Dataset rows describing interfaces
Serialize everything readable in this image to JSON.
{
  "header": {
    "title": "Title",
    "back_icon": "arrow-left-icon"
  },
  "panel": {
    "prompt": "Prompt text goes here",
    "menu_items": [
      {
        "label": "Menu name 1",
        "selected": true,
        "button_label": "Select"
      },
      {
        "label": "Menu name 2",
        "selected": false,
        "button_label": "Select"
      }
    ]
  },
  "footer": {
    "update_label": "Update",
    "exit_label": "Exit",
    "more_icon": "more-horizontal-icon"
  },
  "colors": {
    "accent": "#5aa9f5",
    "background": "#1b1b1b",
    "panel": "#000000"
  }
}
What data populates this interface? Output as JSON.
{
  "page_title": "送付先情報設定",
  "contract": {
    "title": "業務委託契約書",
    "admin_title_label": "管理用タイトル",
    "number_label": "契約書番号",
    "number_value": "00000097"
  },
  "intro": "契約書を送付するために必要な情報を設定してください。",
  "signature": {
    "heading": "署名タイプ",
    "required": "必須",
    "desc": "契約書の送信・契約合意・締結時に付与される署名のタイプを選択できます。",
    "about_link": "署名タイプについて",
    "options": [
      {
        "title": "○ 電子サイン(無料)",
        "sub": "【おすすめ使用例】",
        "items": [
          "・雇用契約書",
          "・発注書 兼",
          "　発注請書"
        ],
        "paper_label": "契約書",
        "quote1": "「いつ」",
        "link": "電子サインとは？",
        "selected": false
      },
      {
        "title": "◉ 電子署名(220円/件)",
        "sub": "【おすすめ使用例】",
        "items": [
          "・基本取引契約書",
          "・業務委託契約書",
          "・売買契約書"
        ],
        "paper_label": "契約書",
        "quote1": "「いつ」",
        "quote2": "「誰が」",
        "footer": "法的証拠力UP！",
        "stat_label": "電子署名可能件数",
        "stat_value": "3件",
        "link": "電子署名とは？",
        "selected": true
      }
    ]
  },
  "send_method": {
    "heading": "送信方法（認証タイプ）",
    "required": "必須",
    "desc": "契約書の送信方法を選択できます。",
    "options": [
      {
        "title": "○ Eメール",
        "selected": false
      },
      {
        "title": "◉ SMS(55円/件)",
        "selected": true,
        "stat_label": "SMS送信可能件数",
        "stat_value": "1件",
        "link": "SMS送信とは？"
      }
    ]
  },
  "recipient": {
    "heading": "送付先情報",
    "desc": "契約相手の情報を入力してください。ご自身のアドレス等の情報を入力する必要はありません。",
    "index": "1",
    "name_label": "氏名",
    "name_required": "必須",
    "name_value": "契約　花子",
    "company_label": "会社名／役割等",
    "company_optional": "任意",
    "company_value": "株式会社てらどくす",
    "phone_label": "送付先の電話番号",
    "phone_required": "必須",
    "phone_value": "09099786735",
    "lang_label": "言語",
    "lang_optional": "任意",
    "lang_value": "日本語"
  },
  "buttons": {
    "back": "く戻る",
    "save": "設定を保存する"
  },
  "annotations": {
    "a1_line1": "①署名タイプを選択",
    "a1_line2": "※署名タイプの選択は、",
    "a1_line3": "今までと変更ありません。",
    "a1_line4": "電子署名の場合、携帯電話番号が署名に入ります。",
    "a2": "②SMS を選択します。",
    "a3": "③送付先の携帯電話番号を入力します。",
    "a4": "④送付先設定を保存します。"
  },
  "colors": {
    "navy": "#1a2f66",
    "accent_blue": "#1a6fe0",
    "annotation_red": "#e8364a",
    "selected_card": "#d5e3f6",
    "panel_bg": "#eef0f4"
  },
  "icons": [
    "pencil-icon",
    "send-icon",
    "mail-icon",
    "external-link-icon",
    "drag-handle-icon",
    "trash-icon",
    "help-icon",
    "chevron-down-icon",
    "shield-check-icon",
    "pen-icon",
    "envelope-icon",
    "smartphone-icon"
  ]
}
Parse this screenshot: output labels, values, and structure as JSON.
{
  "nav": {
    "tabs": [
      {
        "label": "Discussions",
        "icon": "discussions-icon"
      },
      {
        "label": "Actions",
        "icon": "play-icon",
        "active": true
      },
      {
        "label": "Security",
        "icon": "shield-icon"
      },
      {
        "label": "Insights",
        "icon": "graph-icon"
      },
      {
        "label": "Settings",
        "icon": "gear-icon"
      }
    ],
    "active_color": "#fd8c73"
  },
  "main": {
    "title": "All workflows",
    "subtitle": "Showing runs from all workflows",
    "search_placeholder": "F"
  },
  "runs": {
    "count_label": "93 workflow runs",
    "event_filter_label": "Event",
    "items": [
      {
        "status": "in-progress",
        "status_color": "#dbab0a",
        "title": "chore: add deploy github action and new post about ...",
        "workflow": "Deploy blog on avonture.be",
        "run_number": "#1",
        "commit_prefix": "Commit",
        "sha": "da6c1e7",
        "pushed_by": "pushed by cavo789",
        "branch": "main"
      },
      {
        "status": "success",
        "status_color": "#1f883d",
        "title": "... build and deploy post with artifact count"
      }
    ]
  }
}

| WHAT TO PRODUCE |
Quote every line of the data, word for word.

| YOUR RESPONSE |
Serialize everything readable in this image to JSON.
{
  "header": {
    "title": "Title",
    "back_icon": "arrow-left-icon"
  },
  "panel": {
    "prompt": "Prompt text goes here",
    "menu_items": [
      {
        "label": "Menu name 1",
        "selected": true,
        "button_label": "Select"
      },
      {
        "label": "Menu name 2",
        "selected": false,
        "button_label": "Select"
      }
    ]
  },
  "footer": {
    "update_label": "Update",
    "exit_label": "Exit",
    "more_icon": "more-horizontal-icon"
  },
  "colors": {
    "accent": "#5aa9f5",
    "background": "#1b1b1b",
    "panel": "#000000"
  }
}
What data populates this interface? Output as JSON.
{
  "page_title": "送付先情報設定",
  "contract": {
    "title": "業務委託契約書",
    "admin_title_label": "管理用タイトル",
    "number_label": "契約書番号",
    "number_value": "00000097"
  },
  "intro": "契約書を送付するために必要な情報を設定してください。",
  "signature": {
    "heading": "署名タイプ",
    "required": "必須",
    "desc": "契約書の送信・契約合意・締結時に付与される署名のタイプを選択できます。",
    "about_link": "署名タイプについて",
    "options": [
      {
        "title": "○ 電子サイン(無料)",
        "sub": "【おすすめ使用例】",
        "items": [
          "・雇用契約書",
          "・発注書 兼",
          "　発注請書"
        ],
        "paper_label": "契約書",
        "quote1": "「いつ」",
        "link": "電子サインとは？",
        "selected": false
      },
      {
        "title": "◉ 電子署名(220円/件)",
        "sub": "【おすすめ使用例】",
        "items": [
          "・基本取引契約書",
          "・業務委託契約書",
          "・売買契約書"
        ],
        "paper_label": "契約書",
        "quote1": "「いつ」",
        "quote2": "「誰が」",
        "footer": "法的証拠力UP！",
        "stat_label": "電子署名可能件数",
        "stat_value": "3件",
        "link": "電子署名とは？",
        "selected": true
      }
    ]
  },
  "send_method": {
    "heading": "送信方法（認証タイプ）",
    "required": "必須",
    "desc": "契約書の送信方法を選択できます。",
    "options": [
      {
        "title": "○ Eメール",
        "selected": false
      },
      {
        "title": "◉ SMS(55円/件)",
        "selected": true,
        "stat_label": "SMS送信可能件数",
        "stat_value": "1件",
        "link": "SMS送信とは？"
      }
    ]
  },
  "recipient": {
    "heading": "送付先情報",
    "desc": "契約相手の情報を入力してください。ご自身のアドレス等の情報を入力する必要はありません。",
    "index": "1",
    "name_label": "氏名",
    "name_required": "必須",
    "name_value": "契約　花子",
    "company_label": "会社名／役割等",
    "company_optional": "任意",
    "company_value": "株式会社てらどくす",
    "phone_label": "送付先の電話番号",
    "phone_required": "必須",
    "phone_value": "09099786735",
    "lang_label": "言語",
    "lang_optional": "任意",
    "lang_value": "日本語"
  },
  "buttons": {
    "back": "く戻る",
    "save": "設定を保存する"
  },
  "annotations": {
    "a1_line1": "①署名タイプを選択",
    "a1_line2": "※署名タイプの選択は、",
    "a1_line3": "今までと変更ありません。",
    "a1_line4": "電子署名の場合、携帯電話番号が署名に入ります。",
    "a2": "②SMS を選択します。",
    "a3": "③送付先の携帯電話番号を入力します。",
    "a4": "④送付先設定を保存します。"
  },
  "colors": {
    "navy": "#1a2f66",
    "accent_blue": "#1a6fe0",
    "annotation_red": "#e8364a",
    "selected_card": "#d5e3f6",
    "panel_bg": "#eef0f4"
  },
  "icons": [
    "pencil-icon",
    "send-icon",
    "mail-icon",
    "external-link-icon",
    "drag-handle-icon",
    "trash-icon",
    "help-icon",
    "chevron-down-icon",
    "shield-check-icon",
    "pen-icon",
    "envelope-icon",
    "smartphone-icon"
  ]
}
Parse this screenshot: output labels, values, and structure as JSON.
{
  "nav": {
    "tabs": [
      {
        "label": "Discussions",
        "icon": "discussions-icon"
      },
      {
        "label": "Actions",
        "icon": "play-icon",
        "active": true
      },
      {
        "label": "Security",
        "icon": "shield-icon"
      },
      {
        "label": "Insights",
        "icon": "graph-icon"
      },
      {
        "label": "Settings",
        "icon": "gear-icon"
      }
    ],
    "active_color": "#fd8c73"
  },
  "main": {
    "title": "All workflows",
    "subtitle": "Showing runs from all workflows",
    "search_placeholder": "F"
  },
  "runs": {
    "count_label": "93 workflow runs",
    "event_filter_label": "Event",
    "items": [
      {
        "status": "in-progress",
        "status_color": "#dbab0a",
        "title": "chore: add deploy github action and new post about ...",
        "workflow": "Deploy blog on avonture.be",
        "run_number": "#1",
        "commit_prefix": "Commit",
        "sha": "da6c1e7",
        "pushed_by": "pushed by cavo789",
        "branch": "main"
      },
      {
        "status": "success",
        "status_color": "#1f883d",
        "title": "... build and deploy post with artifact count"
      }
    ]
  }
}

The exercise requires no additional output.